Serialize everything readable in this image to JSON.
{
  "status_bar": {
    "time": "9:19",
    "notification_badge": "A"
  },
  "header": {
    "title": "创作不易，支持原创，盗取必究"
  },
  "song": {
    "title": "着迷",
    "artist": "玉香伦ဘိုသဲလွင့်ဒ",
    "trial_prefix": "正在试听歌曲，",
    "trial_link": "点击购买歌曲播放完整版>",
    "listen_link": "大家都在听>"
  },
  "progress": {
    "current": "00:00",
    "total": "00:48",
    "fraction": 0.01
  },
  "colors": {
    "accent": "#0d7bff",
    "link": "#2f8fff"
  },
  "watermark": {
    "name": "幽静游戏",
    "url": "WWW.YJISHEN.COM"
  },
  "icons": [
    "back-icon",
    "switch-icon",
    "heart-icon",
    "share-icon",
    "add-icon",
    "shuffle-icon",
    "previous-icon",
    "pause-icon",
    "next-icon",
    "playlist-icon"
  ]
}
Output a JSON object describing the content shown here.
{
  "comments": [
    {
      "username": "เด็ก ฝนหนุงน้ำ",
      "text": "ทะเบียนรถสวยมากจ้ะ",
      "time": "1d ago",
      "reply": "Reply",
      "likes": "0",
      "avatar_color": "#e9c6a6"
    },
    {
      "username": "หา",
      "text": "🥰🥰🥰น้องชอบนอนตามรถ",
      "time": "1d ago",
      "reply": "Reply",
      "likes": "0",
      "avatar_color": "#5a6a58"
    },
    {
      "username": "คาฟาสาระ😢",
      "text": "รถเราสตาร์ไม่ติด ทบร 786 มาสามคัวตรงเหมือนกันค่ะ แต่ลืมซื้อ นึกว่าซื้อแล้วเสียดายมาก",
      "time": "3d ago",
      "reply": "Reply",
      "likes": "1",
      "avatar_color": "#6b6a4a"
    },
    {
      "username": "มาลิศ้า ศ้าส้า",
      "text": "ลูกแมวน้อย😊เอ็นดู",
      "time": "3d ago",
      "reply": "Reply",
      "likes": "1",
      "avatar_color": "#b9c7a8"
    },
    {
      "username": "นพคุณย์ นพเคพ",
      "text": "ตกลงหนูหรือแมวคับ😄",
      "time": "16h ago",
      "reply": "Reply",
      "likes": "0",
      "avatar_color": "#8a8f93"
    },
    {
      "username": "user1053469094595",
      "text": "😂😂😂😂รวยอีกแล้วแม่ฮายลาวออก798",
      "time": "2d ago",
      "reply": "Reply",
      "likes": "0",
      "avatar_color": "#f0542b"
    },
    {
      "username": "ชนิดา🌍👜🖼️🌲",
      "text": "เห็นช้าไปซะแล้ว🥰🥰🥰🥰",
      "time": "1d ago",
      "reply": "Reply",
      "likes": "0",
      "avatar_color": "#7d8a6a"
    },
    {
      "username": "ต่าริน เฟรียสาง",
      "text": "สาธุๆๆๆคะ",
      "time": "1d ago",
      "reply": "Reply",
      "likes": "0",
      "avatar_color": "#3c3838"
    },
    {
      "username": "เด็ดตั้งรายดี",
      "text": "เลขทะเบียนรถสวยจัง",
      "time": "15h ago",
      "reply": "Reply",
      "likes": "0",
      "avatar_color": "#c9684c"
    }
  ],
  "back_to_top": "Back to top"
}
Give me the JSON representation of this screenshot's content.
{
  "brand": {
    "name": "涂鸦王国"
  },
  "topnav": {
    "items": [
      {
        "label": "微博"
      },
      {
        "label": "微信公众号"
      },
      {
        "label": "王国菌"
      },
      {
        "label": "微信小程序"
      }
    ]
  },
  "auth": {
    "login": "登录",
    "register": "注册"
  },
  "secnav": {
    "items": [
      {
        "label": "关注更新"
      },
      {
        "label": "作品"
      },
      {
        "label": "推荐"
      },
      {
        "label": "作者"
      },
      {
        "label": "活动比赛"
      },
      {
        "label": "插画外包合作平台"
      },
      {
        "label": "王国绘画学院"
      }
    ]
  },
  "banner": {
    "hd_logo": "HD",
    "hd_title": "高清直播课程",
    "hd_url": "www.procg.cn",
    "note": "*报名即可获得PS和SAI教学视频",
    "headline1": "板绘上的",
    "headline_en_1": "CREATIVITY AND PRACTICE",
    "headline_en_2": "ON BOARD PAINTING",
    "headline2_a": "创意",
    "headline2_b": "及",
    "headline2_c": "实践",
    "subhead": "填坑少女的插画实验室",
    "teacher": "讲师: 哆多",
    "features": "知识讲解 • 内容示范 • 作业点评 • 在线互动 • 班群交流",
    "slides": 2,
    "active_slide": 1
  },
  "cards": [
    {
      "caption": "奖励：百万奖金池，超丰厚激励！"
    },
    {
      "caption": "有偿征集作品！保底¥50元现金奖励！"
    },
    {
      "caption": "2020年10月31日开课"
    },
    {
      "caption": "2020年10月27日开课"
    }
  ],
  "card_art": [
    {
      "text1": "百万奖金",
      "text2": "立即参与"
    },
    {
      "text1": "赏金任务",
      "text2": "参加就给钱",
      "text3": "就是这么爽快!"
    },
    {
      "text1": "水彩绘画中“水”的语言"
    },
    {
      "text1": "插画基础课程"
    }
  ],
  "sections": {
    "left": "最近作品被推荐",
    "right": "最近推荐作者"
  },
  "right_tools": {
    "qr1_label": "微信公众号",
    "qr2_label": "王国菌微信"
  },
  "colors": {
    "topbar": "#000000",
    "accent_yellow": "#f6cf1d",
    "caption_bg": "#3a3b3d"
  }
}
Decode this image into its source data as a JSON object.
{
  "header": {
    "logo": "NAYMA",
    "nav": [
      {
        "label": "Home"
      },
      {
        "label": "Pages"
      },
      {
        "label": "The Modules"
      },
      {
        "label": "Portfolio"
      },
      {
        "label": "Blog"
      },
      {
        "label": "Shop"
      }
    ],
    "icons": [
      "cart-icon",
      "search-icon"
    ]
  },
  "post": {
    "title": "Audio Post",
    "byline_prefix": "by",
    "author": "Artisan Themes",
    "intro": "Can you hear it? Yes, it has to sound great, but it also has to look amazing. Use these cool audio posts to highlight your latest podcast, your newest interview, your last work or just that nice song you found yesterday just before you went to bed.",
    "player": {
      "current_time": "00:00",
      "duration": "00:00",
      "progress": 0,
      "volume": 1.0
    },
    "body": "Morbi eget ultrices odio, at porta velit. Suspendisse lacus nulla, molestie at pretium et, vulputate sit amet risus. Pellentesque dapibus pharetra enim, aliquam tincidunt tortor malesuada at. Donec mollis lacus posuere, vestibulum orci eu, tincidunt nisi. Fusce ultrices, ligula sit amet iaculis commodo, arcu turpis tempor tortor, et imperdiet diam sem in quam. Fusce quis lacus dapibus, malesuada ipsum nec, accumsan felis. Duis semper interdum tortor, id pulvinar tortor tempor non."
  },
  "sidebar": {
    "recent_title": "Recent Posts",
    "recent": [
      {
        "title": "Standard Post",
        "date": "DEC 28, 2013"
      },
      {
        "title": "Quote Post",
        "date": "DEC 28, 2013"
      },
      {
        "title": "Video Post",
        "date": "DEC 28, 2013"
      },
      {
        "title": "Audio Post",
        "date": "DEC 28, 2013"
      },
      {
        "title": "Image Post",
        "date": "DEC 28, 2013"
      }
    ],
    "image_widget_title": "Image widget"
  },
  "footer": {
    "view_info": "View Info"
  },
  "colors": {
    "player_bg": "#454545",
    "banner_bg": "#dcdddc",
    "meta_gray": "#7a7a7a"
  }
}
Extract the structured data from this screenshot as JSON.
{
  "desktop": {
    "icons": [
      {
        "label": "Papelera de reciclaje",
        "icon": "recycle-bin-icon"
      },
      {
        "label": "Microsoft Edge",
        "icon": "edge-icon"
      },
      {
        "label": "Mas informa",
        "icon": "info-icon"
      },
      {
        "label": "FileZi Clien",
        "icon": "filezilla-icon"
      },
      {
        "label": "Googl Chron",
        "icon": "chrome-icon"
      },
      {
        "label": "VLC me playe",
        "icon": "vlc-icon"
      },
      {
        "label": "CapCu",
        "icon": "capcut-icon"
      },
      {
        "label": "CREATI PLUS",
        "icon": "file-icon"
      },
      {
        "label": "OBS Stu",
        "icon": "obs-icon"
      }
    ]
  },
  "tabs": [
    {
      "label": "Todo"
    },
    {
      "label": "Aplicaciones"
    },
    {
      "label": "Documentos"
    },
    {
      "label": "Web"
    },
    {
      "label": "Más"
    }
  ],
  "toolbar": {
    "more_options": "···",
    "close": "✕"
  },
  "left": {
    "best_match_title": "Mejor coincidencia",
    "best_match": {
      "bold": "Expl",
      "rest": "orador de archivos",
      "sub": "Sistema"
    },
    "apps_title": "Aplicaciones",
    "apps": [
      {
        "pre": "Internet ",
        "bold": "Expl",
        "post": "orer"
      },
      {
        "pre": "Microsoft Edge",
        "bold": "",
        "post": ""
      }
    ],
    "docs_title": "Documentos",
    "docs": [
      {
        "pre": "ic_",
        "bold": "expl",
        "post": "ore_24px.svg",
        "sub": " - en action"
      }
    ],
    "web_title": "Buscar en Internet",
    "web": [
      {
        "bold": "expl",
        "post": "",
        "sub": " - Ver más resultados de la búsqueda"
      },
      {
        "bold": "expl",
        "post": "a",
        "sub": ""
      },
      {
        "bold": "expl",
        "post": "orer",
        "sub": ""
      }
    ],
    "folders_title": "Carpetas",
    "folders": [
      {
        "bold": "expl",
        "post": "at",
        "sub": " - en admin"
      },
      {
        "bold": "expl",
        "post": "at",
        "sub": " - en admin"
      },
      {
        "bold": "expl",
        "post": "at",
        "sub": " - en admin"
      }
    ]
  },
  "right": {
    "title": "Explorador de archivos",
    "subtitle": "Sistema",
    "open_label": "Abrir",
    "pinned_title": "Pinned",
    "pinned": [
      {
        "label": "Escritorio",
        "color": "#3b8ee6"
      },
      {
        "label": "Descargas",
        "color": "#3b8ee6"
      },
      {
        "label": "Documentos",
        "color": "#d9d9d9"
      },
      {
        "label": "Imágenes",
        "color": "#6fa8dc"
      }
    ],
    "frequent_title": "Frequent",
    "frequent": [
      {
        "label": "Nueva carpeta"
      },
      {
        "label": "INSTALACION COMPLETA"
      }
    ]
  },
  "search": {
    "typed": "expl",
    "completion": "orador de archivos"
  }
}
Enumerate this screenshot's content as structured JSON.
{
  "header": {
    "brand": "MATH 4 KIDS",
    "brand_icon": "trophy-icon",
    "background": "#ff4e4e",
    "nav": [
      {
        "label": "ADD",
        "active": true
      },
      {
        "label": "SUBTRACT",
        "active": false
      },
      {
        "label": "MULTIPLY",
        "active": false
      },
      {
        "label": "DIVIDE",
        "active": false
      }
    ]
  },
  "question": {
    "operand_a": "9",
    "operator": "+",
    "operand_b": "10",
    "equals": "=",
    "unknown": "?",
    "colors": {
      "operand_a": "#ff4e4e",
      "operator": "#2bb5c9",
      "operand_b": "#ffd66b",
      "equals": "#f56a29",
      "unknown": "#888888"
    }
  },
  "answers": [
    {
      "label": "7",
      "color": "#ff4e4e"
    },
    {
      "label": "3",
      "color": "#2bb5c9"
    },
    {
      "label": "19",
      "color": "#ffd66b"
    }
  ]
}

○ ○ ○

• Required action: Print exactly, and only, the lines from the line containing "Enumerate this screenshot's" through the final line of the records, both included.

• Answer to the problem:
Enumerate this screenshot's content as structured JSON.
{
  "header": {
    "brand": "MATH 4 KIDS",
    "brand_icon": "trophy-icon",
    "background": "#ff4e4e",
    "nav": [
      {
        "label": "ADD",
        "active": true
      },
      {
        "label": "SUBTRACT",
        "active": false
      },
      {
        "label": "MULTIPLY",
        "active": false
      },
      {
        "label": "DIVIDE",
        "active": false
      }
    ]
  },
  "question": {
    "operand_a": "9",
    "operator": "+",
    "operand_b": "10",
    "equals": "=",
    "unknown": "?",
    "colors": {
      "operand_a": "#ff4e4e",
      "operator": "#2bb5c9",
      "operand_b": "#ffd66b",
      "equals": "#f56a29",
      "unknown": "#888888"
    }
  },
  "answers": [
    {
      "label": "7",
      "color": "#ff4e4e"
    },
    {
      "label": "3",
      "color": "#2bb5c9"
    },
    {
      "label": "19",
      "color": "#ffd66b"
    }
  ]
}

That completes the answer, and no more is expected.